Mark Bowden's nonfiction Worm is about the sophisticated Conficker malware that infected millions of computers on the Internet in 2008, 2009 and onward. It tells the movie-like story of how a group of programmers, network specialists and tech insiders (all civilians) came together to fight Conficker.
But in a way, it's not really about computers at all. It's about people. After all, people created the Conficker malware, and people banded together to stop it. It wasn't a war in the sense of terse declarations from presidents and troops massing on borders. Governments and their agencies played little role in the conflict, mostly due to ignorance and indifference.
This was more like a little town in an old Western movie where the locals join together to stop a group of bank robbers. (Historical note: this actually happened in the Old West, and the townies often won.) In this case, though, the people involved were not only very smart, they were experts in their field. Inevitably, egos and agendas clashed.
Another human angle to this is the idea that millions of people use the Internet, but most of us have little idea how it works (especially some of our elected officials). Ask someone to explain how the vast 'network of networks' functions, and they'll wave their hands and try, but they won't make much sense.
Most people can't tell you what year they first used the Internet. It's such a part of our lives now that it's hard to separate it from the rest of history. Younger people will struggle with this question because they've always had the Internet, and have trouble imagining a world without it.
Bowden does a good job of humanizing the technical conflict between 'white hat' hackers and 'black hat' hackers. The explanations are sometimes long, but always helpful, and you don't need to be expert to enjoy the book.
A small side note: Writers try to find and fix all the editing errors in their books, but with hundreds of pages and thousands of words to search, it's a difficult task. I was surprised to see a half dozen simple editing errors, though, because publishers like Grove Atlantic are usually good at producing error-free books. (I know I've had errors in my own books, so I'm not throwing stones here.)

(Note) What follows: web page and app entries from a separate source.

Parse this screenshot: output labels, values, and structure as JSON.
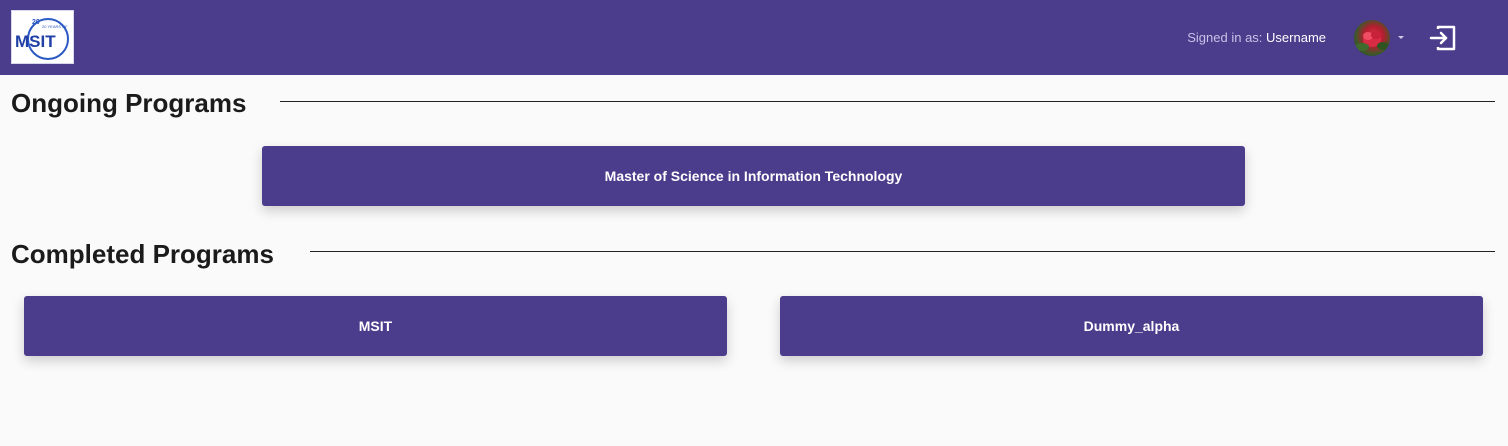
{
  "header": {
    "logo_text": "MSIT",
    "logo_badge": "20 YEARS OF",
    "signed_in_prefix": "Signed in as: ",
    "username": "Username",
    "avatar_icon": "user-avatar",
    "logout_icon": "logout-icon",
    "colors": {
      "background": "#4b3c8c",
      "muted_text": "#c9c2e6",
      "text": "#ffffff"
    }
  },
  "sections": {
    "ongoing": {
      "title": "Ongoing Programs",
      "programs": [
        {
          "label": "Master of Science in Information Technology"
        }
      ]
    },
    "completed": {
      "title": "Completed Programs",
      "programs": [
        {
          "label": "MSIT"
        },
        {
          "label": "Dummy_alpha"
        }
      ]
    }
  },
  "colors": {
    "card": "#4b3c8c",
    "page_background": "#fafafa",
    "heading": "#1b1b1b"
  }
}
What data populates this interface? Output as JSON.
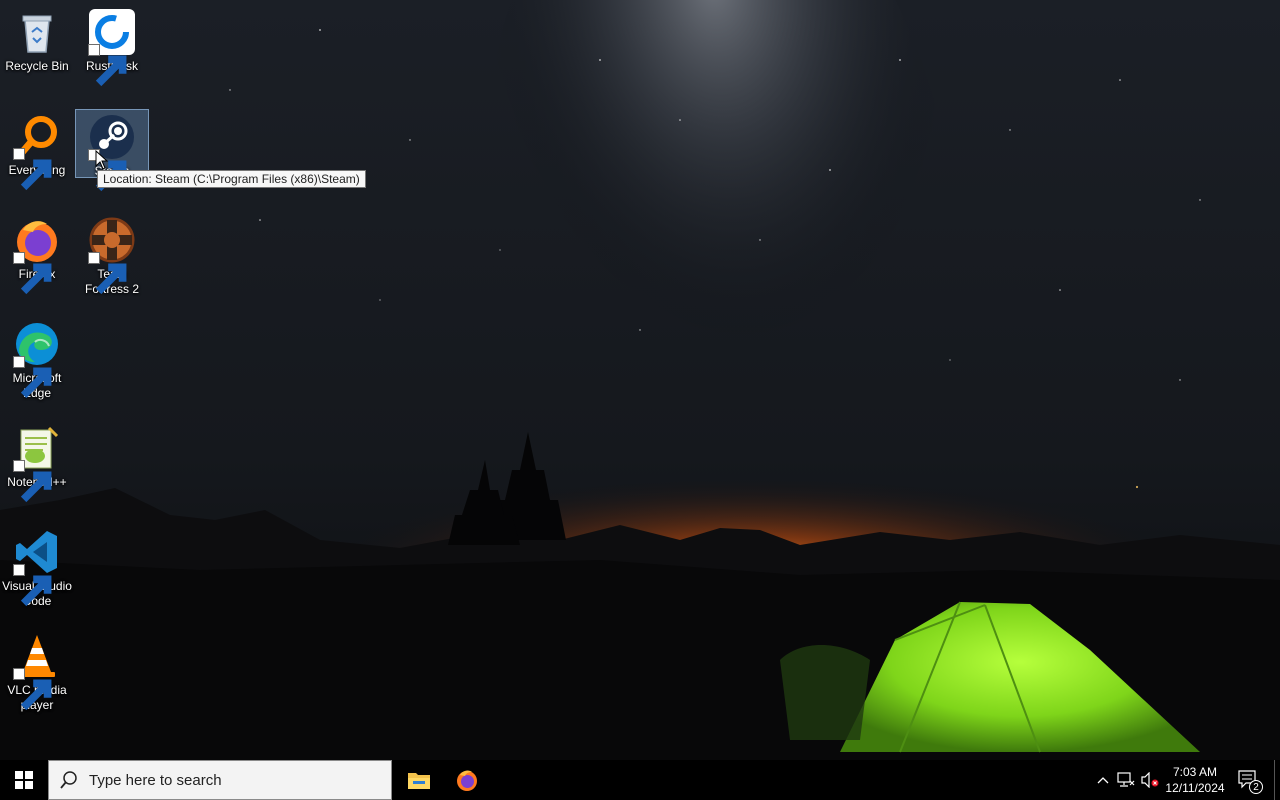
{
  "desktop": {
    "icons": [
      {
        "label": "Recycle Bin"
      },
      {
        "label": "RustDesk"
      },
      {
        "label": "Everything"
      },
      {
        "label": "Steam"
      },
      {
        "label": "Firefox"
      },
      {
        "label": "Team Fortress 2"
      },
      {
        "label": "Microsoft Edge"
      },
      {
        "label": "Notepad++"
      },
      {
        "label": "Visual Studio Code"
      },
      {
        "label": "VLC media player"
      }
    ],
    "tooltip": "Location: Steam (C:\\Program Files (x86)\\Steam)"
  },
  "taskbar": {
    "search_placeholder": "Type here to search",
    "pinned": [
      "file-explorer-icon",
      "firefox-icon"
    ],
    "clock_time": "7:03 AM",
    "clock_date": "12/11/2024",
    "notification_count": "2"
  }
}
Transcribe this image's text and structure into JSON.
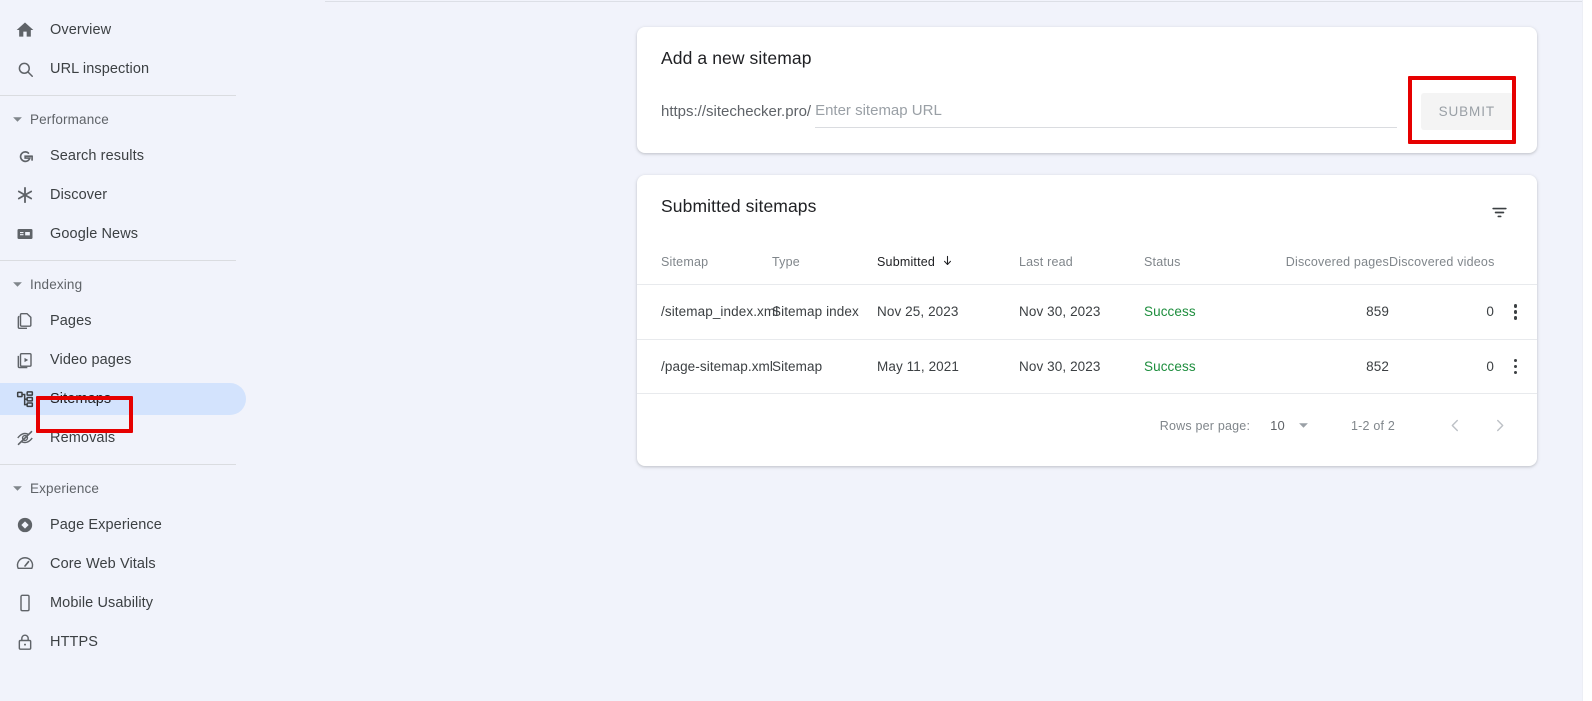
{
  "sidebar": {
    "top_items": [
      {
        "label": "Overview",
        "icon": "home-icon",
        "id": "overview"
      },
      {
        "label": "URL inspection",
        "icon": "search-icon",
        "id": "url-inspection"
      }
    ],
    "groups": [
      {
        "label": "Performance",
        "caret": "chevron-down-icon",
        "items": [
          {
            "label": "Search results",
            "icon": "google-g-icon",
            "id": "search-results"
          },
          {
            "label": "Discover",
            "icon": "asterisk-icon",
            "id": "discover"
          },
          {
            "label": "Google News",
            "icon": "news-card-icon",
            "id": "google-news"
          }
        ]
      },
      {
        "label": "Indexing",
        "caret": "chevron-down-icon",
        "items": [
          {
            "label": "Pages",
            "icon": "pages-copy-icon",
            "id": "pages"
          },
          {
            "label": "Video pages",
            "icon": "video-frame-icon",
            "id": "video-pages"
          },
          {
            "label": "Sitemaps",
            "icon": "sitemap-tree-icon",
            "id": "sitemaps",
            "active": true
          },
          {
            "label": "Removals",
            "icon": "eye-off-icon",
            "id": "removals"
          }
        ]
      },
      {
        "label": "Experience",
        "caret": "chevron-down-icon",
        "items": [
          {
            "label": "Page Experience",
            "icon": "diamond-circle-icon",
            "id": "page-experience"
          },
          {
            "label": "Core Web Vitals",
            "icon": "speedometer-icon",
            "id": "core-web-vitals"
          },
          {
            "label": "Mobile Usability",
            "icon": "mobile-phone-icon",
            "id": "mobile-usability"
          },
          {
            "label": "HTTPS",
            "icon": "lock-icon",
            "id": "https"
          }
        ]
      }
    ]
  },
  "add_sitemap": {
    "title": "Add a new sitemap",
    "url_prefix": "https://sitechecker.pro/",
    "input_value": "",
    "input_placeholder": "Enter sitemap URL",
    "submit_label": "SUBMIT",
    "submit_disabled": true
  },
  "submitted": {
    "title": "Submitted sitemaps",
    "filter_icon": "filter-list-icon",
    "columns": [
      {
        "key": "sitemap",
        "label": "Sitemap",
        "align": "left"
      },
      {
        "key": "type",
        "label": "Type",
        "align": "left"
      },
      {
        "key": "submitted",
        "label": "Submitted",
        "align": "left",
        "sorted": true,
        "sort_dir": "desc",
        "sort_icon": "arrow-down-icon"
      },
      {
        "key": "last_read",
        "label": "Last read",
        "align": "left"
      },
      {
        "key": "status",
        "label": "Status",
        "align": "left"
      },
      {
        "key": "discovered_pages",
        "label": "Discovered pages",
        "align": "right"
      },
      {
        "key": "discovered_videos",
        "label": "Discovered videos",
        "align": "right"
      }
    ],
    "rows": [
      {
        "sitemap": "/sitemap_index.xml",
        "type": "Sitemap index",
        "submitted": "Nov 25, 2023",
        "last_read": "Nov 30, 2023",
        "status": "Success",
        "discovered_pages": "859",
        "discovered_videos": "0",
        "menu_icon": "more-vert-icon"
      },
      {
        "sitemap": "/page-sitemap.xml",
        "type": "Sitemap",
        "submitted": "May 11, 2021",
        "last_read": "Nov 30, 2023",
        "status": "Success",
        "discovered_pages": "852",
        "discovered_videos": "0",
        "menu_icon": "more-vert-icon"
      }
    ],
    "pagination": {
      "rows_per_page_label": "Rows per page:",
      "rows_per_page_value": "10",
      "caret_icon": "chevron-down-icon",
      "range": "1-2 of 2",
      "prev_icon": "chevron-left-icon",
      "next_icon": "chevron-right-icon"
    }
  },
  "annotations": {
    "highlight_color": "#e60000",
    "boxes": [
      "sitemaps-nav-item",
      "submit-button"
    ]
  },
  "colors": {
    "page_bg": "#f1f3fb",
    "card_bg": "#ffffff",
    "active_nav_bg": "#d3e3fd",
    "status_success": "#1e8e3e",
    "text_primary": "#202124",
    "text_secondary": "#5f6368",
    "text_muted": "#80868b"
  }
}
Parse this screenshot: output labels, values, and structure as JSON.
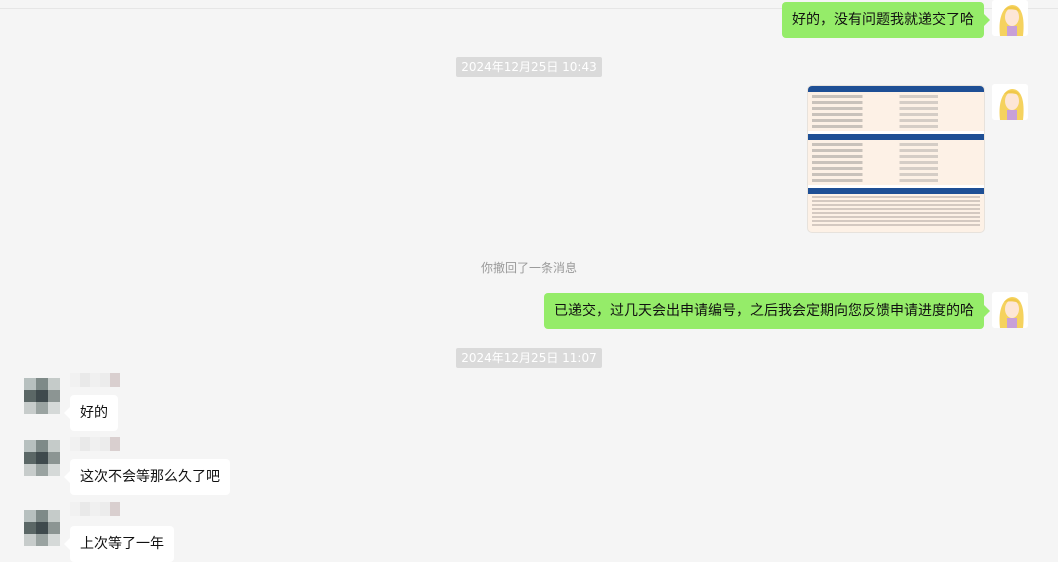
{
  "colors": {
    "background": "#f5f5f5",
    "outgoing_bubble": "#95ec69",
    "incoming_bubble": "#ffffff",
    "timestamp_bg": "#dadada",
    "doc_header": "#1e4f95"
  },
  "messages": {
    "m1": {
      "text": "好的，没有问题我就递交了哈"
    },
    "t1": {
      "text": "2024年12月25日 10:43"
    },
    "img": {
      "icon": "document-screenshot-image"
    },
    "recall": {
      "text": "你撤回了一条消息"
    },
    "m2": {
      "text": "已递交，过几天会出申请编号，之后我会定期向您反馈申请进度的哈"
    },
    "t2": {
      "text": "2024年12月25日 11:07"
    },
    "m3": {
      "text": "好的"
    },
    "m4": {
      "text": "这次不会等那么久了吧"
    },
    "m5": {
      "text": "上次等了一年"
    }
  }
}
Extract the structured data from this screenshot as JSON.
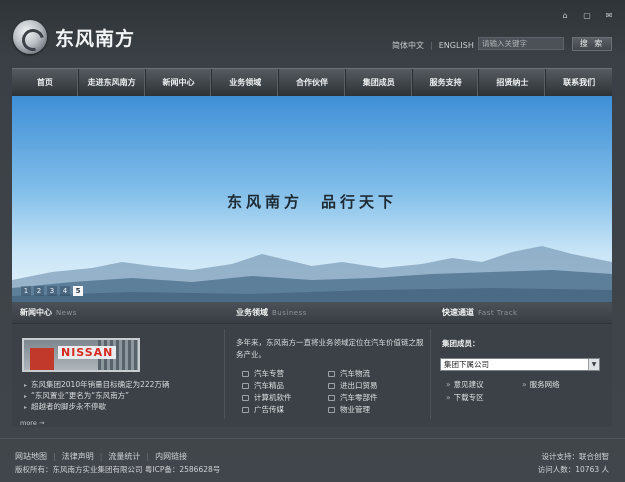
{
  "header": {
    "logo_text": "东风南方",
    "icons": [
      "home-icon",
      "document-icon",
      "mail-icon"
    ],
    "lang_zh": "简体中文",
    "lang_en": "ENGLISH",
    "search_placeholder": "请输入关键字",
    "search_button": "搜 索"
  },
  "nav": {
    "items": [
      "首页",
      "走进东风南方",
      "新闻中心",
      "业务领域",
      "合作伙伴",
      "集团成员",
      "服务支持",
      "招贤纳士",
      "联系我们"
    ]
  },
  "banner": {
    "slogan_left": "东风南方",
    "slogan_right": "品行天下",
    "pages": [
      "1",
      "2",
      "3",
      "4",
      "5"
    ],
    "active_page": "5"
  },
  "news": {
    "title": "新闻中心",
    "title_en": "News",
    "image_brand": "NISSAN",
    "items": [
      "东风集团2010年销量目标确定为222万辆",
      "“东风置业”更名为“东风南方”",
      "超越者的脚步永不停歇"
    ],
    "more": "more"
  },
  "business": {
    "title": "业务领域",
    "title_en": "Business",
    "description": "多年来，东风南方一直将业务领域定位在汽车价值链之服务产业。",
    "items": [
      "汽车专营",
      "汽车物流",
      "汽车精品",
      "进出口贸易",
      "计算机软件",
      "汽车零部件",
      "广告传媒",
      "物业管理"
    ]
  },
  "quick": {
    "title": "快速通道",
    "title_en": "Fast Track",
    "member_label": "集团成员：",
    "select_value": "集团下属公司",
    "links": [
      "意见建议",
      "服务网络",
      "下载专区"
    ]
  },
  "footer": {
    "links": [
      "网站地图",
      "法律声明",
      "流量统计",
      "内网链接"
    ],
    "copyright": "版权所有：东风南方实业集团有限公司  粤ICP备：2586628号",
    "design": "设计支持：联合创智",
    "visits": "访问人数：10763 人"
  },
  "colors": {
    "background": "#3e4448",
    "nav": "#3a4045",
    "banner_sky": "#7fbde9"
  }
}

I read Mark Bowden's books because he picks interesting topics, and then finds the right people to tell him what happened. Worm follows that pattern, and I look forward to more like this.